Formerly considered the Gold Coast due to its rich gold deposits, Ghana had attracted many European colonists. In 1471, the Portuguese arrived and constructed Elmina Castle. Initially, the castle served as a fort and trading center for the Portuguese, and most of their trade revolved around goods, such as textiles and beads. However, by the seventeenth century, the Atlantic Slave Trade had consumed West Africa, transforming Elmina Castle into a complete slave dungeon.

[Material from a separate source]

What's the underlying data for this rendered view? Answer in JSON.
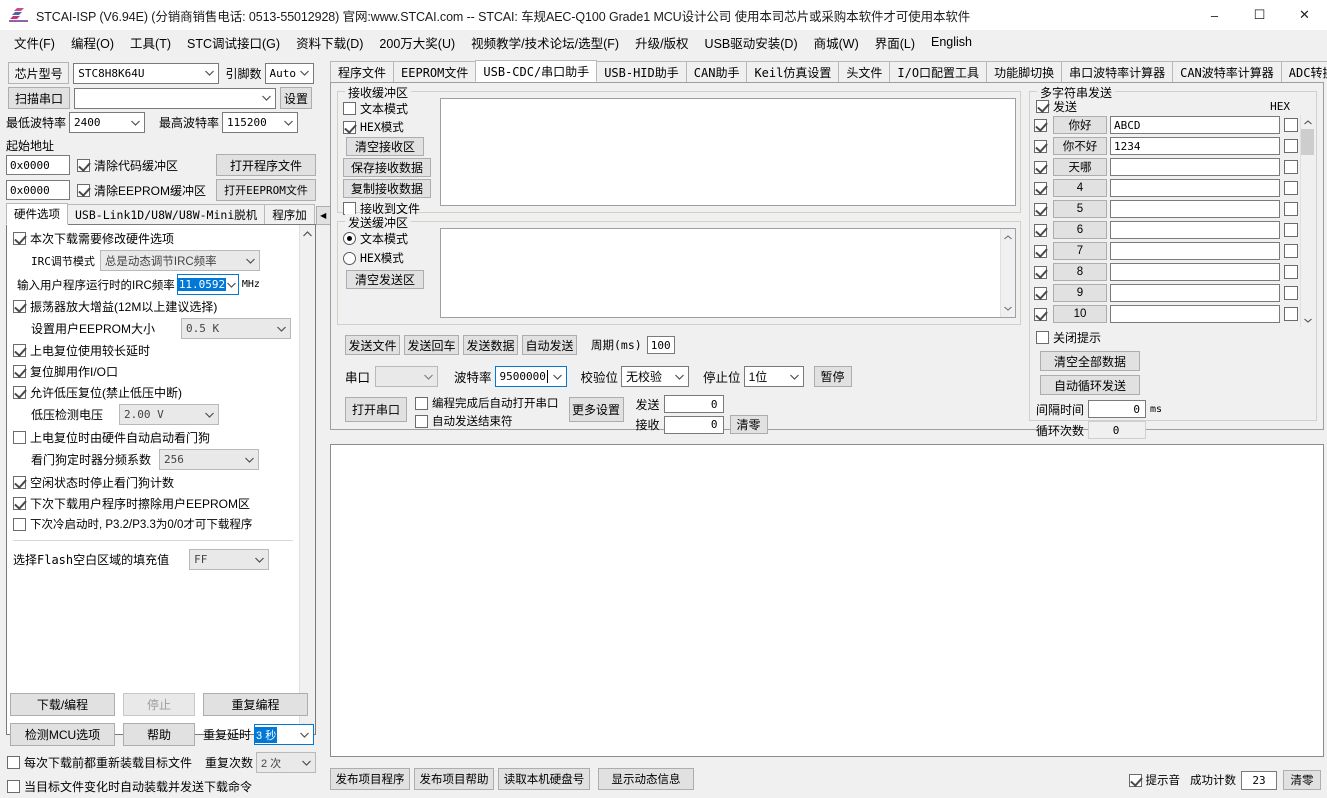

Our guide led us into every part of the castle, including the female and male slave holding cells, the Governor’s quarters, and the “Door of No Return”. When initially stepping into the dank female slave holding cell, I couldn’t help but cover my nose. The stale air made it hard to breathe. Although there were only about thirty of us in the narrow cell, we were all visibly uncomfortable. However, we were astounded to learn that at least a hundred women were packed into this small space. With bodies piled up on each other and unable to move, people would vomit and excrete waste on the hard stone floor. In the female cell, women also had to deal with menstrual blood. Equally awful, the Governor of Elmina Castle would periodically choose a female slave to call up to his living quarters for his own sexual pleasure. The guards of the castle would also take turns raping the women as well.
These horrid images seem unimaginable and inappropriate, but it is unjust to simply ignore the ugly aspects of history. Standing in the cells where millions of enslaved people were tortured was painful and utterly surreal. Even though we learned about slavery from our textbooks, we would never be able to fully comprehend the extreme dehumanization these enslaved people experienced. As we moved up into the Governor’s spacious rooms, its stark contrast with the suffocating holding cells evoked disbelief and frustration. Furthering our disgust was the Dutch church that had been built right above the female holding cell to signify that the white Europeans were “above” the Africans. At this time, our guide emphasized that nothing in the Bible or in Christianity could serve as a rationale for slavery. Nothing can excuse the slave trade.
We finally reached the “Door of No Return”. Once a slave reached this door, there was no hope of returning back to their home. From this door, they would board a cramped ship with equally disgusting conditions as the holding cells, and head for the Americas. We took a moment of silence to honor all those who had died or lived through the horrendous centuries-long slave trade. I stared off through the door and contemplated how one could survive the mental degradation of slavery. An emotional moment this was as several of my African-American friends wept. The weight of slavery and its role in their identities as African-Americans cannot be minimized. Furthermore, the continued racial discrimination of black Americans in the US adds even more pain to the systemic dehumanization their ancestors went through.
I cannot fully understand what they must be feeling, but I do know that we must all individually work to subvert the lasting effects of slavery in today’s society. As our guide explained, slavery was a centuries-long institution that left profound emotional and mental scars on Africans today. He encouraged us to actively fight on an individual level against racial injustice, discrimination, and institutionalized racism. Although we may call slavery “evil” or “monstrous”, it is important to realize that slavery was enabled by the actions of individual human beings. Thus, we also have the power to undo and rectify the injustices in our world.